** Opening Record extracts block **

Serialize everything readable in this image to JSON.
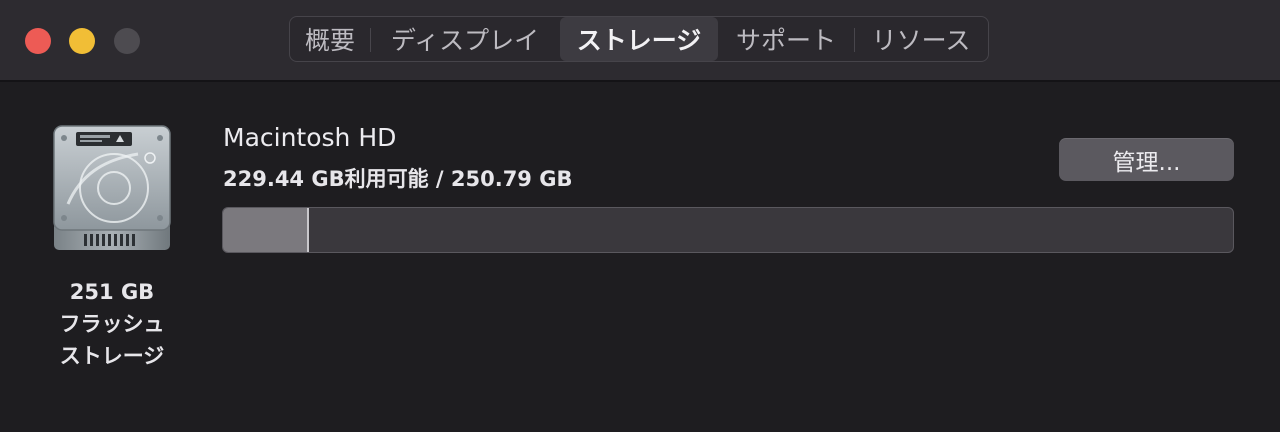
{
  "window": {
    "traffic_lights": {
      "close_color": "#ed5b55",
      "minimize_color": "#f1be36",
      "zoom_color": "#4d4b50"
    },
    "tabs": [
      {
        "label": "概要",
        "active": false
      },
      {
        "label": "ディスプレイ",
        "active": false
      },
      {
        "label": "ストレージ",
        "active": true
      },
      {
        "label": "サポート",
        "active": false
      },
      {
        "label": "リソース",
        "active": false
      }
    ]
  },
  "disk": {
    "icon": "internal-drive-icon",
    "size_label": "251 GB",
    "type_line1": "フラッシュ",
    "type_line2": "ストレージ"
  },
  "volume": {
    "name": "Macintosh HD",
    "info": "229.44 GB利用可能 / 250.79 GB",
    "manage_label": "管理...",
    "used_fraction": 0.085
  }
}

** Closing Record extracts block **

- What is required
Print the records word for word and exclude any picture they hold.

- Response area
Serialize everything readable in this image to JSON.
{
  "window": {
    "traffic_lights": {
      "close_color": "#ed5b55",
      "minimize_color": "#f1be36",
      "zoom_color": "#4d4b50"
    },
    "tabs": [
      {
        "label": "概要",
        "active": false
      },
      {
        "label": "ディスプレイ",
        "active": false
      },
      {
        "label": "ストレージ",
        "active": true
      },
      {
        "label": "サポート",
        "active": false
      },
      {
        "label": "リソース",
        "active": false
      }
    ]
  },
  "disk": {
    "icon": "internal-drive-icon",
    "size_label": "251 GB",
    "type_line1": "フラッシュ",
    "type_line2": "ストレージ"
  },
  "volume": {
    "name": "Macintosh HD",
    "info": "229.44 GB利用可能 / 250.79 GB",
    "manage_label": "管理...",
    "used_fraction": 0.085
  }
}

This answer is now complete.